And another important aspect which other programmes don’t provide here in Egypt is the networking part. Not networking in terms of investors, but in terms of key players or decision-makers in Egypt. We for example connected with the Ministry of International Cooperation through Orange Corners, or key players from one of the most important banks in Egypt. They open doors to different places for us. The Dutch Embassy here in Egypt also supports us. Whenever we need something, they listen to us and try to help us any way they can. So the introductions, the networking, the mentorship part are all super important.
Something I admire about Orange Corners, and I’m not talking about Seavo here, is that they’re trying to support people in places that investors aren’t typically interested in or where ecosystems aren’t in place yet, like in Upper Egypt. They do handicrafts, or something related to agriculture. For us it’s a little different, but I see the power of empowering those startups in those sectors that typically no one’s looking for.
Some final words of advice for fellow entrepreneurs?
Being an entrepreneur isn’t about generating money or building a venture, I believe entrepreneurs have the ability to bring change to their community. The entrepreneurial life is like a rollercoaster, with lots of ups and downs, but at the end of the day entrepreneurs have lasting impact on their communities, their cities, their neighbourhood.. so keep going, seek support from other entrepreneurs and try to change the surroundings or community you’re living in.

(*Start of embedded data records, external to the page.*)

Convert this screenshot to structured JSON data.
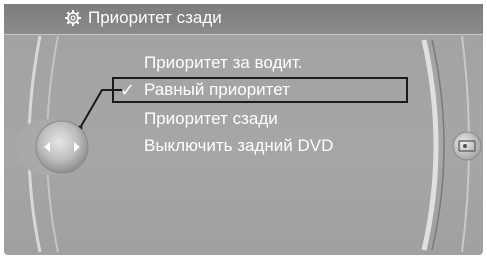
{
  "header": {
    "title": "Приоритет сзади",
    "icon": "settings-gear-icon"
  },
  "menu": {
    "items": [
      {
        "label": "Приоритет за водит.",
        "selected": false
      },
      {
        "label": "Равный приоритет",
        "selected": true
      },
      {
        "label": "Приоритет сзади",
        "selected": false
      },
      {
        "label": "Выключить задний DVD",
        "selected": false
      }
    ],
    "check_symbol": "✓"
  },
  "controller": {
    "icon": "controller-arrows-icon",
    "right_button_icon": "screen-options-icon"
  },
  "colors": {
    "background": "#a6a6a6",
    "header": "#858585",
    "text": "#ffffff",
    "selection_border": "#1a1a1a"
  }
}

Thank you Aly for sharing your story, and we can’t help but blush a little at your super kind words about Orange Corners Cairo. We couldn’t be more excited about the launch of ORCA, your very first water scooter and hope to see you take Egypt, the GCC and the rest of the world by storm in 2023. Keep bringing that change!